What you have to do: Below is a set of entries; copy all of them exactly.

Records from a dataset
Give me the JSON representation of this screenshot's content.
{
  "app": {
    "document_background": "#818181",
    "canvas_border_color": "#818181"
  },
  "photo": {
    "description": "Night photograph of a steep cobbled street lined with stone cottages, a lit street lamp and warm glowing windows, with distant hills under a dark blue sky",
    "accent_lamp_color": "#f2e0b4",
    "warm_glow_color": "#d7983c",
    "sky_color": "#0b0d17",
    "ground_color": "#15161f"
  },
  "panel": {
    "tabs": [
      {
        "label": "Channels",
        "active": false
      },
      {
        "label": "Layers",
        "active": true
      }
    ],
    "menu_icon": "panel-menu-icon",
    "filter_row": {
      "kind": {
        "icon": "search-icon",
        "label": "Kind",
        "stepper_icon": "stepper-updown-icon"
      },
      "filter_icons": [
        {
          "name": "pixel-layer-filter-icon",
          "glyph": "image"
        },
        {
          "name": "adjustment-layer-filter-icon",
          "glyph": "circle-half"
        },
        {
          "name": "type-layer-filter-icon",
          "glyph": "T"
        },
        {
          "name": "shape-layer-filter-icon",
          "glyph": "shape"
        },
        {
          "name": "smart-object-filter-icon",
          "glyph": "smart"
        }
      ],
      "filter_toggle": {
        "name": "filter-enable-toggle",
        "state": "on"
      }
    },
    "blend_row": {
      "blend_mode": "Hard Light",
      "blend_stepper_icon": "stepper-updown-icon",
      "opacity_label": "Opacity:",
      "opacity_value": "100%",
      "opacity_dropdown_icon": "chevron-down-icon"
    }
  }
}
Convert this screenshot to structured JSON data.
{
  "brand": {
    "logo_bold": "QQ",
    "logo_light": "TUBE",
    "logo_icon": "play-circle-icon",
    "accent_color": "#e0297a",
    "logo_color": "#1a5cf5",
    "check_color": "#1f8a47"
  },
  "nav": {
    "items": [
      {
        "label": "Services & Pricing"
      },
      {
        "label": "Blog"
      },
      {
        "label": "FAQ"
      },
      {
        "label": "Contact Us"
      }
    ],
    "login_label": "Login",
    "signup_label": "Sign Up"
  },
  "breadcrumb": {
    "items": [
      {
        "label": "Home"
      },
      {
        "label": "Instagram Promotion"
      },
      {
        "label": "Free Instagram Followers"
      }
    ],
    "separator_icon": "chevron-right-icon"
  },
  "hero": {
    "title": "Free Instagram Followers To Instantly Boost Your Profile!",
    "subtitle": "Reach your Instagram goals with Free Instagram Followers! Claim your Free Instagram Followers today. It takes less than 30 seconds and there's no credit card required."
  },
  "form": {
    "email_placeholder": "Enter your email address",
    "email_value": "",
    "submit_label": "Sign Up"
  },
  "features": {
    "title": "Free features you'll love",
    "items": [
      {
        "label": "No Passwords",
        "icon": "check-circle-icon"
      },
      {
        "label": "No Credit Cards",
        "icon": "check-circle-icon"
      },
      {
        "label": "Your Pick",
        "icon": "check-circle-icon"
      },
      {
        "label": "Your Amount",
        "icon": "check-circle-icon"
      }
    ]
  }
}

Answer to this task:
Give me the JSON representation of this screenshot's content.
{
  "app": {
    "document_background": "#818181",
    "canvas_border_color": "#818181"
  },
  "photo": {
    "description": "Night photograph of a steep cobbled street lined with stone cottages, a lit street lamp and warm glowing windows, with distant hills under a dark blue sky",
    "accent_lamp_color": "#f2e0b4",
    "warm_glow_color": "#d7983c",
    "sky_color": "#0b0d17",
    "ground_color": "#15161f"
  },
  "panel": {
    "tabs": [
      {
        "label": "Channels",
        "active": false
      },
      {
        "label": "Layers",
        "active": true
      }
    ],
    "menu_icon": "panel-menu-icon",
    "filter_row": {
      "kind": {
        "icon": "search-icon",
        "label": "Kind",
        "stepper_icon": "stepper-updown-icon"
      },
      "filter_icons": [
        {
          "name": "pixel-layer-filter-icon",
          "glyph": "image"
        },
        {
          "name": "adjustment-layer-filter-icon",
          "glyph": "circle-half"
        },
        {
          "name": "type-layer-filter-icon",
          "glyph": "T"
        },
        {
          "name": "shape-layer-filter-icon",
          "glyph": "shape"
        },
        {
          "name": "smart-object-filter-icon",
          "glyph": "smart"
        }
      ],
      "filter_toggle": {
        "name": "filter-enable-toggle",
        "state": "on"
      }
    },
    "blend_row": {
      "blend_mode": "Hard Light",
      "blend_stepper_icon": "stepper-updown-icon",
      "opacity_label": "Opacity:",
      "opacity_value": "100%",
      "opacity_dropdown_icon": "chevron-down-icon"
    }
  }
}
Convert this screenshot to structured JSON data.
{
  "brand": {
    "logo_bold": "QQ",
    "logo_light": "TUBE",
    "logo_icon": "play-circle-icon",
    "accent_color": "#e0297a",
    "logo_color": "#1a5cf5",
    "check_color": "#1f8a47"
  },
  "nav": {
    "items": [
      {
        "label": "Services & Pricing"
      },
      {
        "label": "Blog"
      },
      {
        "label": "FAQ"
      },
      {
        "label": "Contact Us"
      }
    ],
    "login_label": "Login",
    "signup_label": "Sign Up"
  },
  "breadcrumb": {
    "items": [
      {
        "label": "Home"
      },
      {
        "label": "Instagram Promotion"
      },
      {
        "label": "Free Instagram Followers"
      }
    ],
    "separator_icon": "chevron-right-icon"
  },
  "hero": {
    "title": "Free Instagram Followers To Instantly Boost Your Profile!",
    "subtitle": "Reach your Instagram goals with Free Instagram Followers! Claim your Free Instagram Followers today. It takes less than 30 seconds and there's no credit card required."
  },
  "form": {
    "email_placeholder": "Enter your email address",
    "email_value": "",
    "submit_label": "Sign Up"
  },
  "features": {
    "title": "Free features you'll love",
    "items": [
      {
        "label": "No Passwords",
        "icon": "check-circle-icon"
      },
      {
        "label": "No Credit Cards",
        "icon": "check-circle-icon"
      },
      {
        "label": "Your Pick",
        "icon": "check-circle-icon"
      },
      {
        "label": "Your Amount",
        "icon": "check-circle-icon"
      }
    ]
  }
}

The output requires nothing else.